Paul Gauguin (1873 – 1903) was a Post-Impressionist painter and sculptor from Paris, France. He is best known for his bold colors and experimental style. In addition, Gauguin is considered one of the most important figures of the Symbolist art movement.
Paul Gauguin led an exciting life, to say the least. He had lived in several countries, got married, had children, and had a stockbroking career all before he ever began painting. However, this dream to become an artist consumed the second half of his life.
Art was undergoing a drastic transformation during this time, and Gauguin became particularly interested in the stylings of imported Asian and African art. The vigor and symbolism found in both styles, alongside elements from Primitivism, Synthetism, and later living on the French Polynesian islands, contributed to Gauguin’s art having such a unique and cultural flavor.
By the late 19th century, European culture had become fascinated by the art of Africa, Asia, Micronesia, and the Native Americans. These wild and simple cultures would quickly become a domineering influence on many of the greatest artists of the time and the Post-Impressionist movement as a whole.
Gauguin, in particular, became fascinated with these bold and colorful designs. By 1887 Gauguin had grown tired of France and moved to the Caribbean Island of Martinique. It was here that Gauguin’s career as a painter would begin to blossom.
Gauguin enjoyed watching the tribal inhabitants go about their daily lives and began using them to inspire his paintings. Among the Mangos is one such painting. It depicts several tribal women working in a mango garden. The bold colors, impressionist style, and depiction of tribal life would become a staple throughout Gauguin art.
By 1891, Gauguin had moved to the French colony of Tahiti in the Polynesian Islands of the Pacific Ocean.
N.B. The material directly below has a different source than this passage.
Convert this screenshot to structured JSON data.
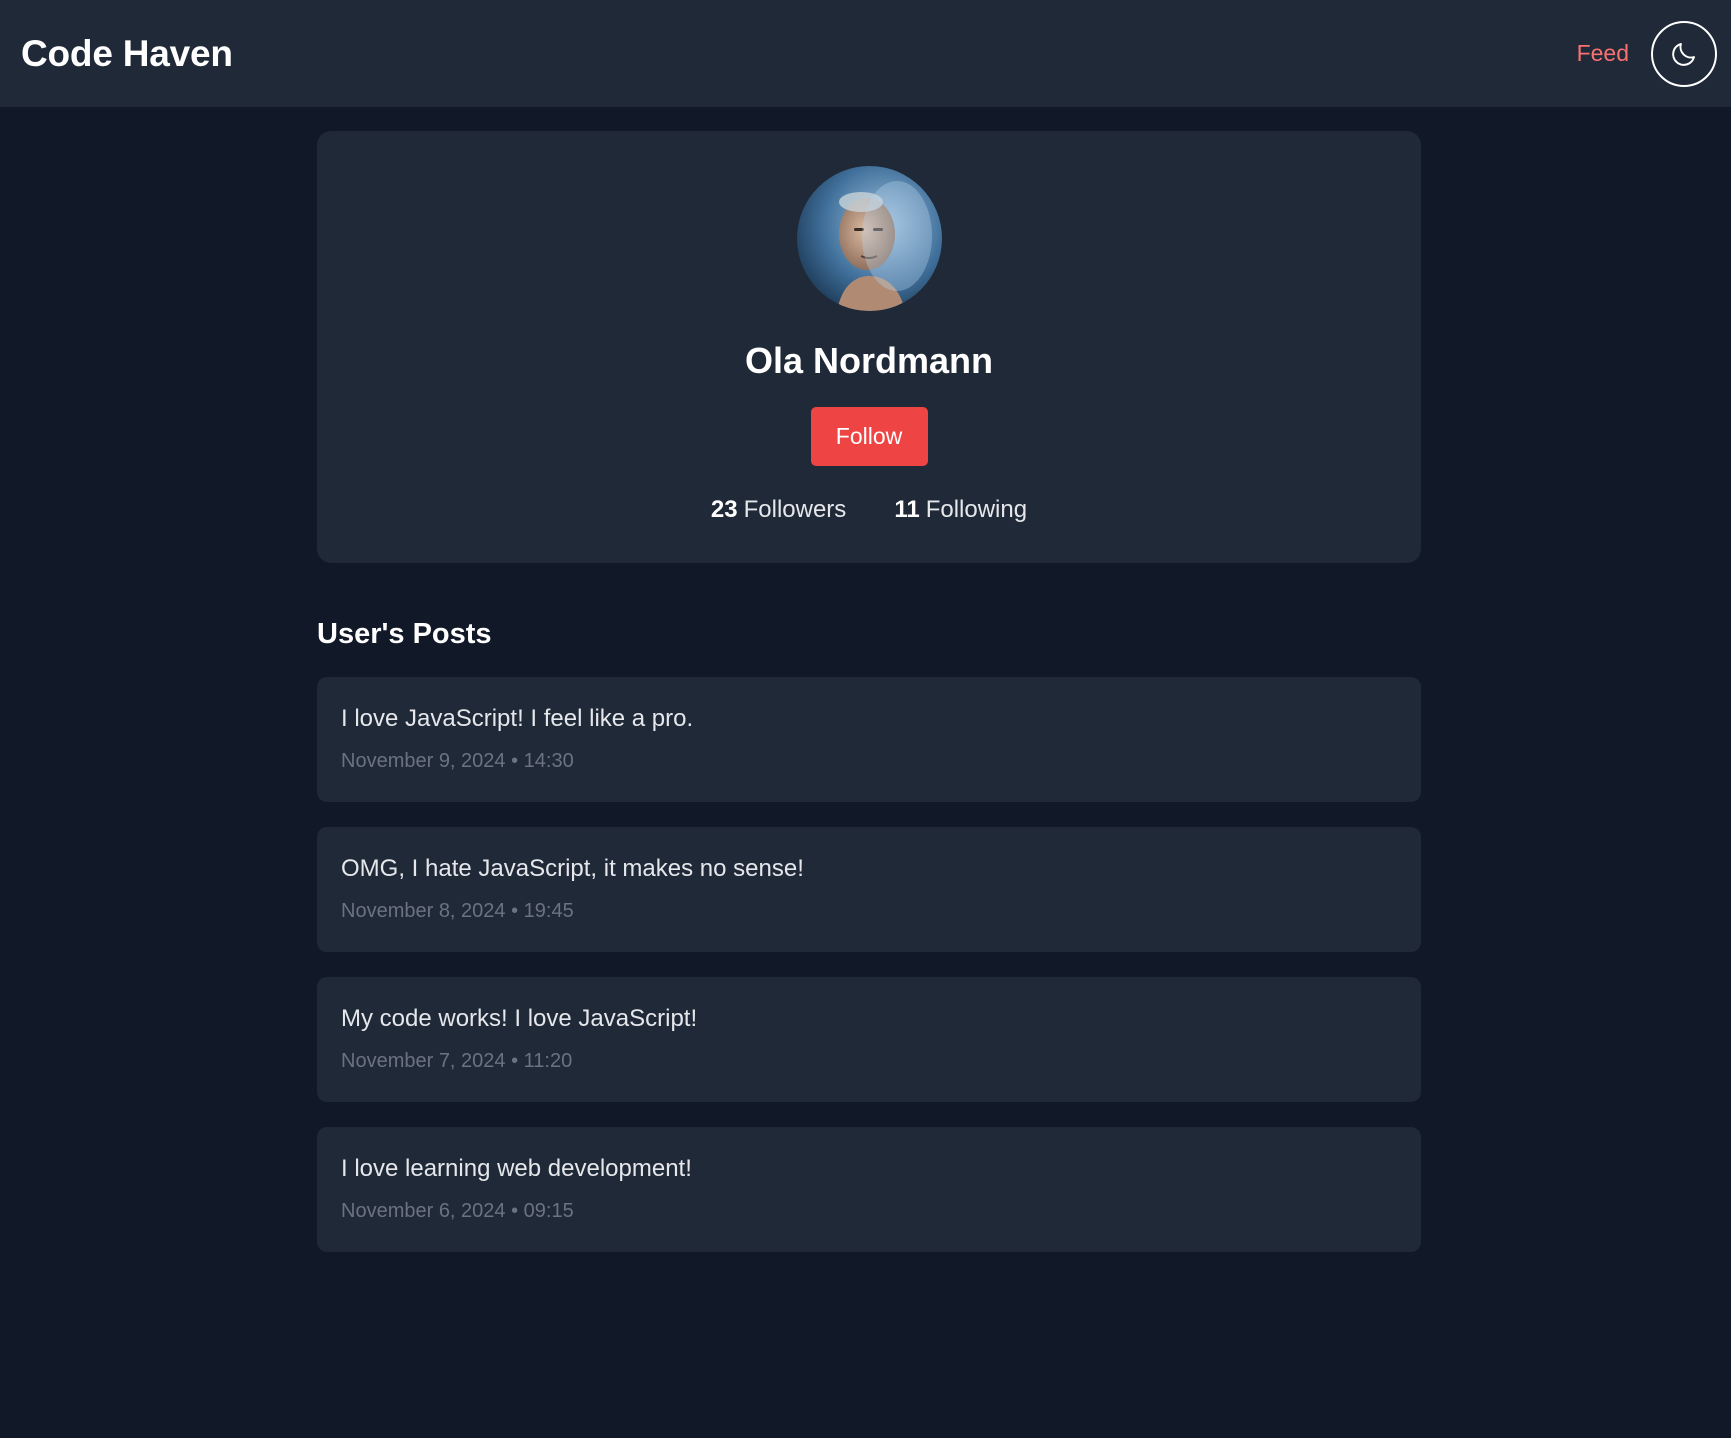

During this time, Gauguin fell in love with the simplicity of tribal culture, and as a result, many of his finest paintings were produced during this period.
Of all his tribal-themed paintings, the Spirit of the Dead Watching is considered by many to be his finest and most famous drawing. The colorful impressionist rendering depicts Gauguin’s tribal wife laying naked on a bed and is reminiscent of similar impressionist paintings such as those of Manet or Klimt.
The painting itself retells the story of Gauguin’s wife mistaking him for a demon known as the “Tupapaus” when he returned to their home late one night. The incident inspired Gauguin to paint the mystery of the well-known tribal monster onto canvas, and it is now one of Gauguin’s most recognizable works.
The Seed of the Areoi is another excellent example of tribal influence involved in Gauguin’s work and his sincere love for its culture and people. The painting is a portrait of a young naked Polynesian woman sitting under a colorfully abstract tropical backdrop.
In the original Polynesian myth of the Areoi, the Sun God mates with the most beautiful woman in all the land, and a new race is born. Gauguin’s painting directly represents this woman and can also be seen as relating to the virgin Mary motif popular throughout history.
The painting explores the origins of civilization and the meaning of human existence itself, a question that has been asked for centuries. For French painter Paul Gauguin, this question and the ways of tribal life would be a significant driving force in his life.
When Gauguin first settled on the Polynesian islands, he was overcome with a new sense of excitement and freedom. Gone were the refined ways of modern French society, only to be replaced with a tropical beach paradise such as Tahiti.
In the Day of the God, Gauguin artist portrays the sights of the tropics with an elegant blend of Impressionism, Symbolism, and Primitivism. The composition’s warm imaginative colors and relaxed nature can leave quite an impression of “Paradise” on the viewer.
The Day of God is the ideal dream of humanity. In this world, the water is alive with color, and the people live in harmony with nature. They honor God and each other. They live free and work together for one another. In this painting, it is easy to see why Gauguin loved these Islands and stayed there until his death.
Where Do We Come From? What are We? Where are We Going? Is regarded as Gauguin’s most respected masterpiece and is seen as one of the most famous Post-Impressionist paintings. It embodies all the artist’s personal and can be seen as a pinnacle of his life work.
From the title alone, the deep emotional weight of this painting can be felt. Gauguin painted this masterpiece at a time that was the darkest of his life. The French painter’s daughter had just died, and Gauguin planned on taking his own life out of grief after the painting was completed.
The painting is the largest Gauguin ever created. Its color and complexity beautifully combine to create an emotional retelling of the story that is life. The figures in the painting attempt to answer the questions posed in the title, and an influence of Eastern religious views can be seen.
It is easy to see from French painter Paul Gauguin’s paintings how he fell in love with the tribal way of life. He lived many happy years there and painted some of the most beautiful Post-Impressionist island paintings of all time. To learn about Gauguin, the artist, check out his collection of work online.